80S ARTIFACTS UNCOVERED BY MOVIE: Snorks, Otter Pops, Tonka dump trucks, double ruffle skirts, Laura Scudders chips, a VW Rabbit, and jobs at Sears
Not a Steve Jobs biography; Charles' charge; the love theme from Joggin’ With Mom; shameless Skittles, Coke, McDonalds and Chicago Cub whoring; self destructive strip malls; You Been Served, and Super-Sized; sweet nourishing soda pop; They Came From Planet Mummenchance; skinned cat aliens who like to whistle the theme to the NBC Sunday Night Mystery Movie; and E.T.: The Extra Terrible.
More details here.
On the abandoned set of Enemy Mine, a family of creatures are basking in the reflected radiation of Saturn and sucking planet juice from a silly straw. The aliens are rail-thin, have weird bug-eyes, look like they’ve got balls in their mouths, sport a permanent “O” face, and apparently are covered in bumpy sores. Yes, these are the cute loveable critters we’re supposed to love and not vomit violently over. Suddenly, an unmanned NASA space vehicle equipped with water jugs and a vacuum hose lands and accidently sucks up our little family up the rover’s pooper. The lander returns to Earth where the little family causes all kinds of wacky ruckus, sets off electrical fields, and escapes from Area 26, Area 51’s lesser-budgeted sister base. Meanwhile, the Cruise family consisting of Mom (Christine Ebersole), Michael (Jonathan Ward), and wheelchair-bound Eric (Jade Calegory) travel along the highway adjacent to the base on their way to a new home in California. Unbeknownst to them, a member of the family, the creepy-as-shit little baby, hops aboard the Cruise’s car while the rest of his family has gotten lost in the vast desert. The exhausted and thirsty little alien steals Eric’s drink and gets his first hit of Coke (first one’s free), restoring his horrific self to a slightly less horrific state. The next day, Eric experiences weird happenings in his new rad house with wood paneling. Trees are planted in the living room, toys move by themselves, and an eerie little shit alien is doing a Jack Torrance on his front door. After befriending Debbie (Lauren Stanley), the odd little girl next door, and her hot Kelly Bundy wannabe sister Courtney (Tina Caspary), Eric and Michael chase down the little alien and call him M.A.C., for Mysterious Alien Creature. (Hey, the writer’s no D.A.R.Y.L.). They learn that Mac needs to reunite with his family, has a genetic disposition to break dance, and that soda pop is like crack to these things. With government agents breathing down their necks, the little alien family sweating it near Barstow, and the fast food dance party/two-all-beef patty orgy in full swing, Eric and his friends race against time to unite Mac with his family in order for the McDonald’s empire to consume colons across the solar system. Eventually, with the grace of a stoned God and a few hits of pop, the family reunite are made full-fledged U.S. consumers. And like a Quarter Pounder with cheese and a New Coke gurgling in your gut, the Macs promise to return. Uuuuurp.

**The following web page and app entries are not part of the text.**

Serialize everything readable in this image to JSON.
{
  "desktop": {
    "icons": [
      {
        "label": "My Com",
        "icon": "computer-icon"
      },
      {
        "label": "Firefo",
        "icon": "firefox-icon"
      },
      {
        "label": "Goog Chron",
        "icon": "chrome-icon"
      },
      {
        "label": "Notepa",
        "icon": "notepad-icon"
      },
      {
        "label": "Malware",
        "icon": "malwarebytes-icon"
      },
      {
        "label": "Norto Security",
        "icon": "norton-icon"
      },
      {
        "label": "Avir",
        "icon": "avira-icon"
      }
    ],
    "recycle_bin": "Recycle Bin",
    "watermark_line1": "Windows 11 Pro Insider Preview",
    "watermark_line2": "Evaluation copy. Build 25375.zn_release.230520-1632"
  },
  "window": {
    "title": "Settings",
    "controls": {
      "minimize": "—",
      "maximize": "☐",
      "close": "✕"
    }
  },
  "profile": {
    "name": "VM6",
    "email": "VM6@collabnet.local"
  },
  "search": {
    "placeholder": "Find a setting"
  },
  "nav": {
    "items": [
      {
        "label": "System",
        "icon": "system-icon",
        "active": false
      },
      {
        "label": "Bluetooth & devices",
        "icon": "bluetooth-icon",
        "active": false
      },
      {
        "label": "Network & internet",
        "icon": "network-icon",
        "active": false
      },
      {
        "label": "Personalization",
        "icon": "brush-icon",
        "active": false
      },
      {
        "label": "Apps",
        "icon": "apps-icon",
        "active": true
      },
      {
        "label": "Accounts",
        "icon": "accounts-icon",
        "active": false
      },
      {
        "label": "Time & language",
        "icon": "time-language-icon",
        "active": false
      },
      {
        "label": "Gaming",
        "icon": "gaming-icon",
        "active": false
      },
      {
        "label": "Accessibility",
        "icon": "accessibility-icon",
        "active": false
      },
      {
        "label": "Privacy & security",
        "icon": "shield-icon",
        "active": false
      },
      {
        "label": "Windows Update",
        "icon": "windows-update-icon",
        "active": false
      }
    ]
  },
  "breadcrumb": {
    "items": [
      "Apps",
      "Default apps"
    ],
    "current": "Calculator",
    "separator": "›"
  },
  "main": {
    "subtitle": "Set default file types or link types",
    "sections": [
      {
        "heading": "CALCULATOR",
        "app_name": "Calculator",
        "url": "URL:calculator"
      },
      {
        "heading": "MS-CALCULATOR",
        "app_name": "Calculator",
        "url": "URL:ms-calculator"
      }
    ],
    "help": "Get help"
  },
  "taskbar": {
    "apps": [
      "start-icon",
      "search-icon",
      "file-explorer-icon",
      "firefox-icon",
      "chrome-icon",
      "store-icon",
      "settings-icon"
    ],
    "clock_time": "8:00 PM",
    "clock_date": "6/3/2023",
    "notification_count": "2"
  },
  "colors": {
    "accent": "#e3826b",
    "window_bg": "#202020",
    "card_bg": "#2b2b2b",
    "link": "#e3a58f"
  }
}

Back in the 80s, I practically lived at my local movie theater, a slapped-together joint called The Alco, which had a fairly nice screen, awful sound, outdated video games, and stale popcorn. I watched many 80s blockbusters in that wonderful place with images of Flynn, Lone Wolf McQuade, Ator, and Emmy Hesire coming to mind. Unfortunately, The Alco closed as our little town’s economy went down the shitter after the local copper smelter shut down. (Thank you, Ronald Reagan – Union Buster!). The nearest multiplex was over two hours away, so suffice to say I missed out on a lot of late 80s kiddy fare, most of which will reviewed right ‘chere. Thankfully, Mac And Me, one of many non-human foundling rescued by a cute kid or weird adult on the run from the government/evil corporation/Renaissance Faire Enthusiast stories, was one that I completely missed. (See D.A.R.Y.L., Short Circuit, Pod People). This kiddy movie features not a loveable alien but a horrific nightmare from a hospital burn ward. But even more repulsive than the skin-grafted alien design is the fact that the movie is less a very late E.T. rip-off (released six years later) and more an extended commercial for McDonalds and Coca Cola. The aliens look like famine victims with mega jowls blowing out birthday candles frozen in time - not very pleasing to watch and definitely not cute or remotely sympathetic. Besides the terrible effects, commercial-driven storyline, disabled-person exploitation, and derivative-of-himself Alan Silvestri score, there’s very little else to talk about in this awful flick unless you want to examine the symbolism of fast food restaurant dance numbers, alien furry cosplay, and Ronald McDonald’s taint, in which case may have to ask you to leave.